Director Liz Garbus is no stranger to difficult stories. With a decades-spanning career in documentaries, she has brought a lot of laughter and tears to the big and small screens. It’s not too surprising that her narrative film debut, Lost Girls, is a fictional account of a real-life tragedy.
Amy Ryan stars as Mari Gilbert, a single mother of three girls whose eldest daughter Shannan runs away from home as a pre-teen. Though she builds herself a life away from her mother and siblings, she keeps in regular contact with her family, so when they don’t hear from Shannan for some time, Mari is convinced that something has happened to her eldest daughter and a mother’s search for answers pushes the launch of an investigation that eventually leads to the discovery of multiple homicide victims at the hands of the Long Island serial killer — a unsolved case which is still open today.

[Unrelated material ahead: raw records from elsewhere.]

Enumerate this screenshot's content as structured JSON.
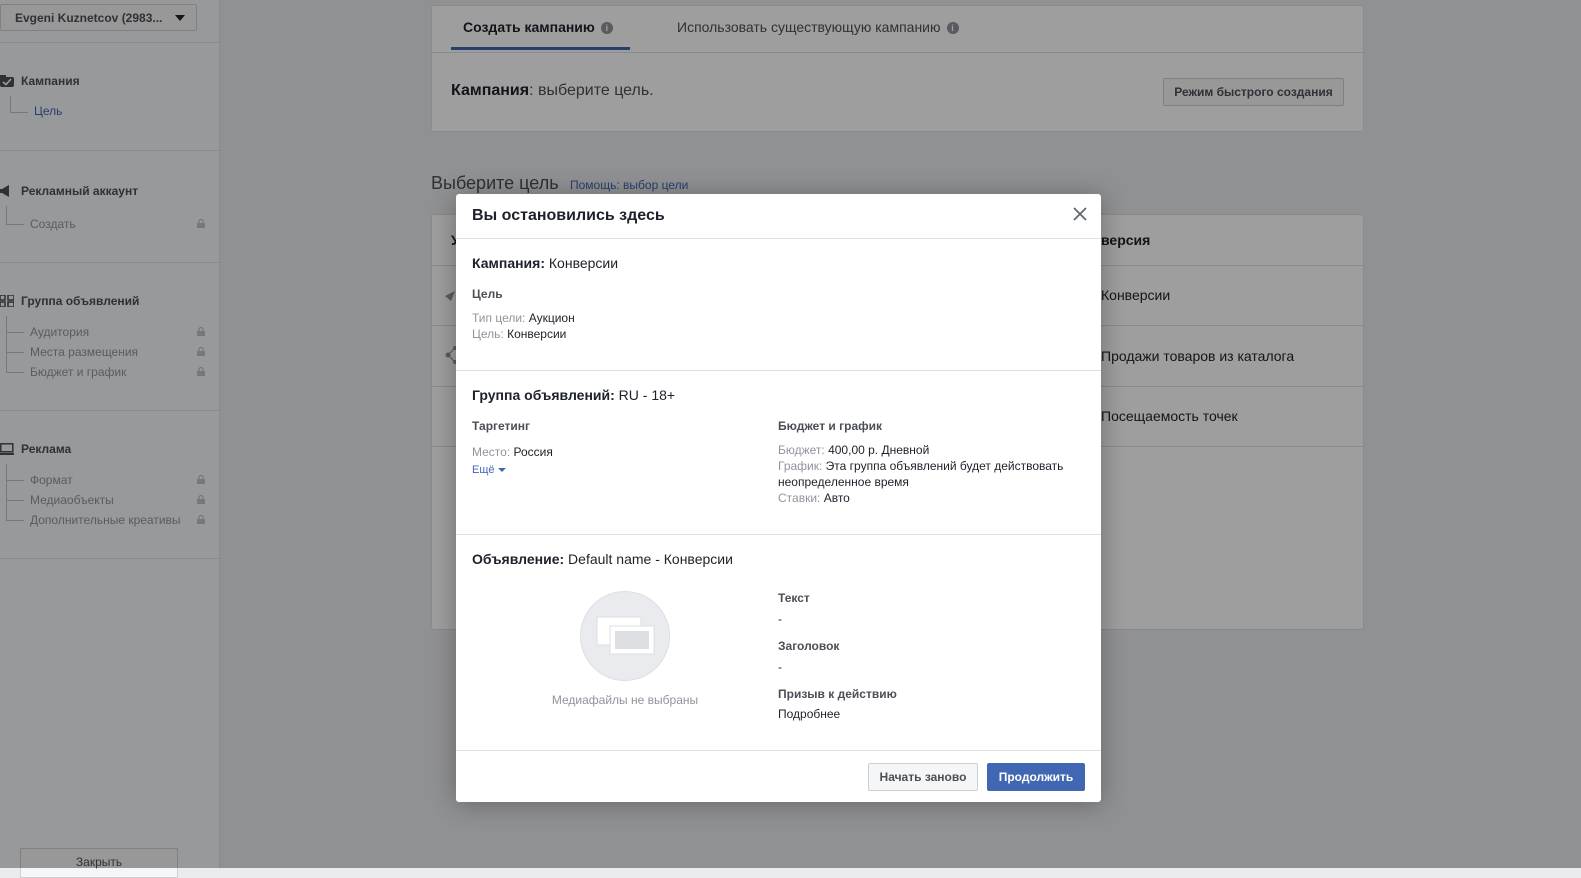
{
  "sidebar": {
    "account": "Evgeni Kuznetcov (2983...",
    "close_label": "Закрыть",
    "sections": [
      {
        "title": "Кампания",
        "items": [
          {
            "label": "Цель",
            "active": true
          }
        ]
      },
      {
        "title": "Рекламный аккаунт",
        "items": [
          {
            "label": "Создать",
            "locked": true
          }
        ]
      },
      {
        "title": "Группа объявлений",
        "items": [
          {
            "label": "Аудитория",
            "locked": true
          },
          {
            "label": "Места размещения",
            "locked": true
          },
          {
            "label": "Бюджет и график",
            "locked": true
          }
        ]
      },
      {
        "title": "Реклама",
        "items": [
          {
            "label": "Формат",
            "locked": true
          },
          {
            "label": "Медиаобъекты",
            "locked": true
          },
          {
            "label": "Дополнительные креативы",
            "locked": true
          }
        ]
      }
    ]
  },
  "main": {
    "tabs": [
      {
        "label": "Создать кампанию",
        "active": true
      },
      {
        "label": "Использовать существующую кампанию",
        "active": false
      }
    ],
    "info_glyph": "i",
    "campaign_label": "Кампания",
    "campaign_hint": ": выберите цель.",
    "quick_mode_button": "Режим быстрого создания",
    "objective_title": "Выберите цель",
    "objective_help": "Помощь: выбор цели",
    "objective_column_head_partial": "версия",
    "objective_column_left_partial": "У",
    "objectives": [
      "Конверсии",
      "Продажи товаров из каталога",
      "Посещаемость точек"
    ]
  },
  "modal": {
    "title": "Вы остановились здесь",
    "campaign": {
      "label": "Кампания:",
      "value": " Конверсии",
      "goal_heading": "Цель",
      "goal_type_key": "Тип цели:",
      "goal_type_value": " Аукцион",
      "goal_key": "Цель:",
      "goal_value": " Конверсии"
    },
    "adset": {
      "label": "Группа объявлений:",
      "value": " RU - 18+",
      "targeting_heading": "Таргетинг",
      "place_key": "Место:",
      "place_value": " Россия",
      "more_link": "Ещё",
      "budget_heading": "Бюджет и график",
      "budget_key": "Бюджет:",
      "budget_value": " 400,00 р. Дневной",
      "schedule_key": "График:",
      "schedule_value": " Эта группа объявлений будет действовать неопределенное время",
      "bids_key": "Ставки:",
      "bids_value": " Авто"
    },
    "ad": {
      "label": "Объявление:",
      "value": " Default name - Конверсии",
      "media_caption": "Медиафайлы не выбраны",
      "text_heading": "Текст",
      "text_value": "-",
      "headline_heading": "Заголовок",
      "headline_value": "-",
      "cta_heading": "Призыв к действию",
      "cta_value": "Подробнее"
    },
    "buttons": {
      "restart": "Начать заново",
      "continue": "Продолжить"
    }
  },
  "colors": {
    "accent": "#4267b2",
    "page_bg": "#e9ebee",
    "overlay": "rgba(0,0,0,0.38)"
  }
}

Garbus’ film shines a spotlight on so many issues it’s difficult to chose just one. The Gilbert’s were victims of tragedy at every turn: underemployment, lack of social support, preconceptions about sex work, ineffective police work to name just a few. Yet the Gilberts, never backed away from controversy and their efforts led them to become activists for murder victims.
Lost Girls takes the good with the bad, not shying away from the family’s troubles and it all plays into the film’s major strength and appeal, namely Garbus’ ability to capture the desperation and undying determination of a mother looking for answers.